Which will it be, a glass, or a pint? If I say “premium sport sedan” where does your mind go? To BMW probably, which means those billboards are working. That class of car usually draws us to Germany, because it created the market and maintains a large ownership of it.
But an unsung hero of that group is the Lexus IS F-Sport; willing chassis, limited slip diffs, revised transmissions, RWD, and Lexus reliability. In any engine trim (250, 350, or F) this car is a leather-covered hammer that provides miles of comfortable fun, sideways, if you’d like. If I was going to buy a car in this class with the intention of owning it for 10 years (i.e. beyond warranty), it would be an IS.
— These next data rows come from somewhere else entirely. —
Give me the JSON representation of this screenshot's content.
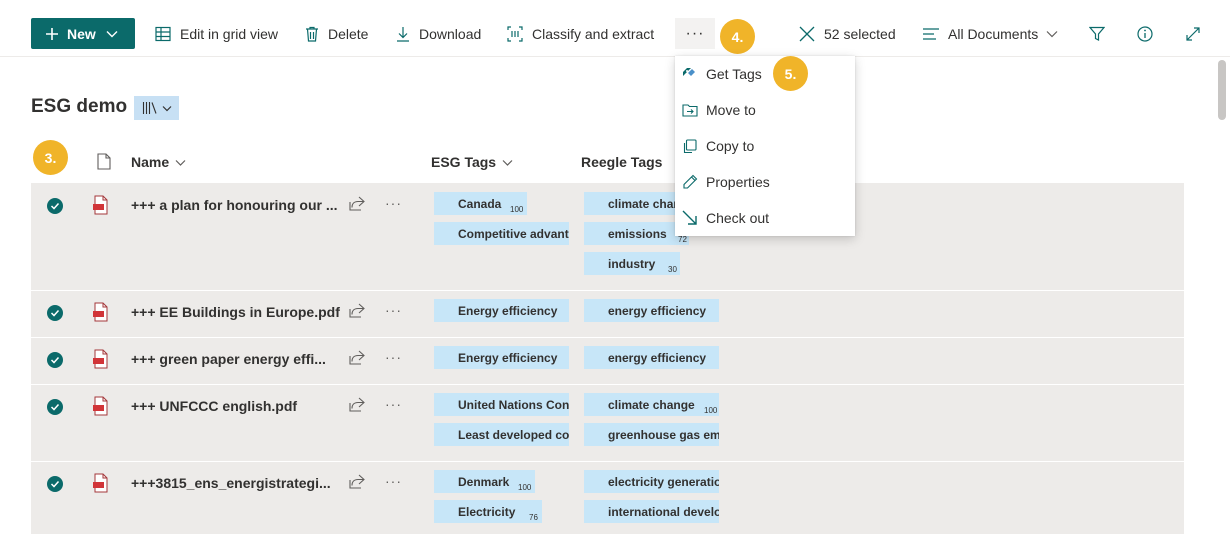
{
  "toolbar": {
    "new_label": "New",
    "edit_grid_label": "Edit in grid view",
    "delete_label": "Delete",
    "download_label": "Download",
    "classify_label": "Classify and extract",
    "more_label": "···",
    "selected_label": "52 selected",
    "view_label": "All Documents"
  },
  "badges": {
    "step3": "3.",
    "step4": "4.",
    "step5": "5."
  },
  "library": {
    "title": "ESG demo"
  },
  "columns": {
    "name": "Name",
    "esg": "ESG Tags",
    "reegle": "Reegle Tags"
  },
  "menu": {
    "items": [
      "Get Tags",
      "Move to",
      "Copy to",
      "Properties",
      "Check out"
    ]
  },
  "rows": [
    {
      "name": "+++ a plan for honouring our ...",
      "esg_tags": [
        {
          "label": "Canada",
          "score": "100"
        },
        {
          "label": "Competitive advantage",
          "score": ""
        }
      ],
      "reegle_tags": [
        {
          "label": "climate change",
          "score": ""
        },
        {
          "label": "emissions",
          "score": "72"
        },
        {
          "label": "industry",
          "score": "30"
        }
      ]
    },
    {
      "name": "+++ EE Buildings in Europe.pdf",
      "esg_tags": [
        {
          "label": "Energy efficiency",
          "score": ""
        }
      ],
      "reegle_tags": [
        {
          "label": "energy efficiency",
          "score": ""
        }
      ]
    },
    {
      "name": "+++ green paper energy effi...",
      "esg_tags": [
        {
          "label": "Energy efficiency",
          "score": ""
        }
      ],
      "reegle_tags": [
        {
          "label": "energy efficiency",
          "score": ""
        }
      ]
    },
    {
      "name": "+++ UNFCCC english.pdf",
      "esg_tags": [
        {
          "label": "United Nations Conference",
          "score": ""
        },
        {
          "label": "Least developed countries",
          "score": ""
        }
      ],
      "reegle_tags": [
        {
          "label": "climate change",
          "score": "100"
        },
        {
          "label": "greenhouse gas emissions",
          "score": ""
        }
      ]
    },
    {
      "name": "+++3815_ens_energistrategi...",
      "esg_tags": [
        {
          "label": "Denmark",
          "score": "100"
        },
        {
          "label": "Electricity",
          "score": "76"
        }
      ],
      "reegle_tags": [
        {
          "label": "electricity generation",
          "score": ""
        },
        {
          "label": "international development",
          "score": ""
        }
      ]
    }
  ],
  "colors": {
    "accent": "#0b6a6a",
    "badge": "#f0b429",
    "tag_bg": "#c7e6f8",
    "row_bg": "#edebe9"
  }
}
The question is: which one do you buy? They come in 3 trim levels: IS250, IS350, and IS-F, with power and price increases accordingly. Today I’m going to compare the first two, the more responsible and frugal (in terms of gas and price) of the three; brothers F-Sport, IS250 and IS350.
We’ll start with the 2013 Lexus IS250 F Sport. The regular Lexus IS250 starts at $35,000 (MSRP), and for that you get a reliable 4-door with a 204HP 2.5-liter V6. It’s a good car, but it’s nothing special.
However, check the “F-Sport Package” ($2,440) and the car is transformed. Tighter suspension, bigger wheels and tires, heated sport seats, a sportier steering wheel and a wardrobe of add-on body pieces. The base car looks a bit tall and placid, but the F-Sport trim fills it in and gives it some attitude. It turns heads. The steering wheel gives you mischievous ideas and the power seats are comfortable on trips and grippy in the corners. If you’re buying an IS, this is how it should be.
No changes are made to the engine, which, when compared to the turbo 4 of the new 328i, is slow. Smooth, but slow. But as I ran it up and down the canyons of Malibu, it was forgiven. This car is a very competent driving machine. It feels the way the BW 3-series used to: tight, darting like a sheep dog. The car feels light on its toes, the steering rack is quick, and there’s lots of grip. Access to a skid pad taught me that the 250 moonlights as a drifter. Handsome, comfortable, and a hoon; it makes the most of its small (engine) stature.
Now, if the world were satisfied by light power and good chassis, we’d all be driving Mini coopers and Miatas. But where a small engine sits, a bigger one is available, hence the 2013 Lexus IS350 F-Sport. The engine is almost 50% bigger (3.5-liters), is 50% more powerful (308HP/277tq.) yet the car is only 100lbs heavier. The MPG is still good too: 27hwy to the 250’s 30.
The 350’s F-Sport package mirrors the 250’s exactly (incl. price), even using the same tires. The interior is the same as the 250, aging controls activating modern tech (The sticker says “2013”, but the buttons tell friends “2010”).
And yet it feels quite different. Not just faster (it is), but more substantial. 300HP doesn’t mean a lot to Internet trolls, but on planet earth, it’s plenty of speed, enough for smoky burnouts and uphill charges. But it’s not just that. It feels like another layer of metal has been laid over the entire car. It’s a little quieter, a little more solid. It feels bigger, even though it isn’t. It feels more, Lexus?
As the 2014s roll out, both these cars become smart used buys. I will not buy a BMW out of warranty, but a Lexus? No problem. Put oil in when you feel like it.
At $46,000, the IS350 was $4,000 more than it’s smaller sibling, but I bet that margin has shrunk on the used market, making it a bargain. The IS250 is smart fun, a commuter you can drift, but one taste of the 350’s power and you can’t go back. For a 3MPG donation, you get 100HP, without any real loss of fun or reliability. Sold.
(Note: All vehicles provided by manufacturers for comparison test purposes. Photos provided by Lexus.)